I noticed that Adorama had the Flashpoint 16x16 Softbox on sale last month and I decided to order one. At about $35 on sale, I was willing to give it a try. The size is about right for a few purposes I had in mind, such as photographing my small dogs and head shot portraits of people.
The Flashpoint softbox is designed to work with standard shoe mount flashes. It looks very close to a more expensive softbox made by Lastolite from what I can tell, although I haven't had the opportunity to make a direct comparison. The Lastolite folds up into a compact carry bag and the Flashpoint softbox works the same way. For my limited purposes, the Lastolite model is a bit pricey so I was glad to find a fairly inexpensive alternative.

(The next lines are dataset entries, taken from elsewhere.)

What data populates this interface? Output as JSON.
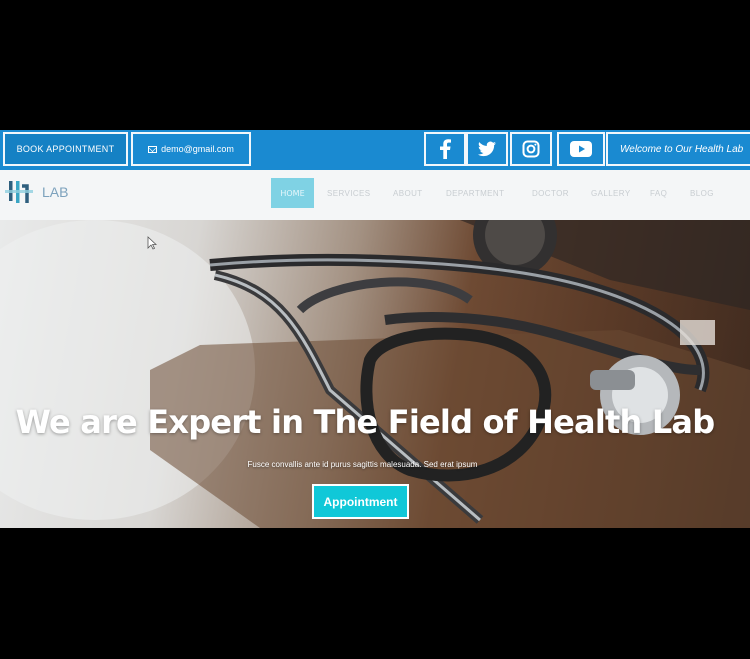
{
  "topbar": {
    "book_label": "BOOK APPOINTMENT",
    "email": "demo@gmail.com",
    "social": [
      "facebook-icon",
      "twitter-icon",
      "instagram-icon",
      "youtube-icon"
    ],
    "welcome": "Welcome to Our Health Lab"
  },
  "logo": {
    "prefix": "",
    "suffix": "LAB"
  },
  "nav": {
    "home": "HOME",
    "items": [
      "SERVICES",
      "ABOUT",
      "DEPARTMENT",
      "DOCTOR",
      "GALLERY",
      "FAQ",
      "BLOG"
    ]
  },
  "hero": {
    "title": "We are Expert in The Field of Health Lab",
    "subtitle": "Fusce convallis ante id purus sagittis malesuada. Sed erat ipsum",
    "button": "Appointment"
  },
  "colors": {
    "primary_blue": "#1a8ad1",
    "accent_cyan": "#10c8d8"
  }
}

Flashpoint softbox folded, laying on top of carrying case
The construction of this softbox is acceptable for its price point. The cloth is what I would call a medium thickness. Single stitching is used, which is not surprising. Rigid spring wire forms the framework that gives it shape. To open the softbox, you simply pull two corners apart and it springs open. The inside is silver lined and there are elastic loops in about the middle of the softbox that serve as anchor points for a handkerchief sized white diffusion panel. Oddly, no instructions were provided in the box. The assembly is relatively self explanatory though. I was a little afraid that I was going to break it when folding it back up since it takes a good bit of force to overcome the spring wire. I've popped mine open and closed dozens of times now and it is no worse for wear.

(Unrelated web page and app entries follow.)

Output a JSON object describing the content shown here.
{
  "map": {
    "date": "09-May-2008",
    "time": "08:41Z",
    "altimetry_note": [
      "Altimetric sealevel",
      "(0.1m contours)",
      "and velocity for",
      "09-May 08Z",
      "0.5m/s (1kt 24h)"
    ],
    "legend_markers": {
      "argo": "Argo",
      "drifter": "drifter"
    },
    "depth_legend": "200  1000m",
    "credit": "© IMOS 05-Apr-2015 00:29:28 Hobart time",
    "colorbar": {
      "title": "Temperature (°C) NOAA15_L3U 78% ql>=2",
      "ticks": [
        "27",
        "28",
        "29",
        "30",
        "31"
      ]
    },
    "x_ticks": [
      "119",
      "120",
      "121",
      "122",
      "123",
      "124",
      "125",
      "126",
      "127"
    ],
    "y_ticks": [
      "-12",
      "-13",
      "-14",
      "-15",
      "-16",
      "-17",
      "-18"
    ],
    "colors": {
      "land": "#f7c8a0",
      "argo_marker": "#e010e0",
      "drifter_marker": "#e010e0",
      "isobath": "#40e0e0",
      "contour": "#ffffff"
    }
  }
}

The white front diffusion attaches to a velcro strip around the inside edge. Unfortunately, there is no further velcro for attaching a grid in front of the panel. There is about 2 inches of the outside edges of the box extending past the panel, which helps contain light spill.
Assembled softbox, front view
A mounting bracket is supplied for attaching the softbox to a standard light stand. The back "lips" of the softbox are pulled over a metal ring. The rigid wire skeleton is what holds it on. The fit feels somewhat sloppy and I would be concerned about it popping off in a gust of wind. I haven't had any trouble so far though in a couple of outdoor shoots. The bracket includes a cold shoe adapter for a speed light type flashes. I do like the cold shoe as it is easy to attach the flash and it tightens down snuggly. A ball joint provides adjustment range. It is a rather flimsy feeling joint, but it does seem stable enough once it is tightened down. Unfortunately, the adjustment range of the ball joint is limited by the bracket design. You cannot get much of a downward angle to the softbox with this arrangement, but I found it adequate for my uses.
Rear view with flash mounted
One thing that is annoying to my obsessive self is that the softbox does not form a good square face when assembled. There always seems to be a slight slant to one side, kind of a spring memory thing from being folded. Futzing around with it by trying to bend it to proper shape helps a bit. It's not off by much and probably does not really matter in the big picture.
So, how are the shots with this thing? The first shot here is of one of my toy poodles, Lucy. This softbox is a great size for small pets and I was able to move it in close and get a much nicer enveloping light on her than I have gotten with umbrellas. The softbox is at camera right, at about a 45 degree angle. There is just a small bit of light fired from a bare flash off to the left to help provide separation from the background. I have to say, black dogs are a tough subject to get the light right. I am happy with the results I'm getting with the softbox here. It is working better for me than a shoot through or reflected umbrella in this situation.
Softbox camera right
Next, I tried the softbox out with a closeup portrait of my model friend, Eight. The softbox is at camera left. The little bit of edge that extends past the front diffusion panel seems to do a good job with containing light spill. The small size makes it easy to bring the softbox in close to the subject without making her or him feel crowded. Here I used it with a low power flash to subtly light her in the shadowed area she was standing and add a bit of warmth to her skin tone with a slight warming gel. The softbox stayed put in spite of a breeze this day, in contrast to an umbrella that got knocked over earlier in the day.
Softbox camera left
While there are some weaknesses to this softbox, I'm pleased with my purchase overall. This softbox is a bargain, even at the current regular price of $45 at the time of this writing. I do have some concerns about its durability and time will tell how long it will last. I'm not certain it would stand up to heavy use with frequent tear down and setup. I don't think the fabric or stitching would stand up, but if you are careful it might just last a long time. For an occasionally used portable light modifier or keeping it permanently setup in a studio, it should be fine.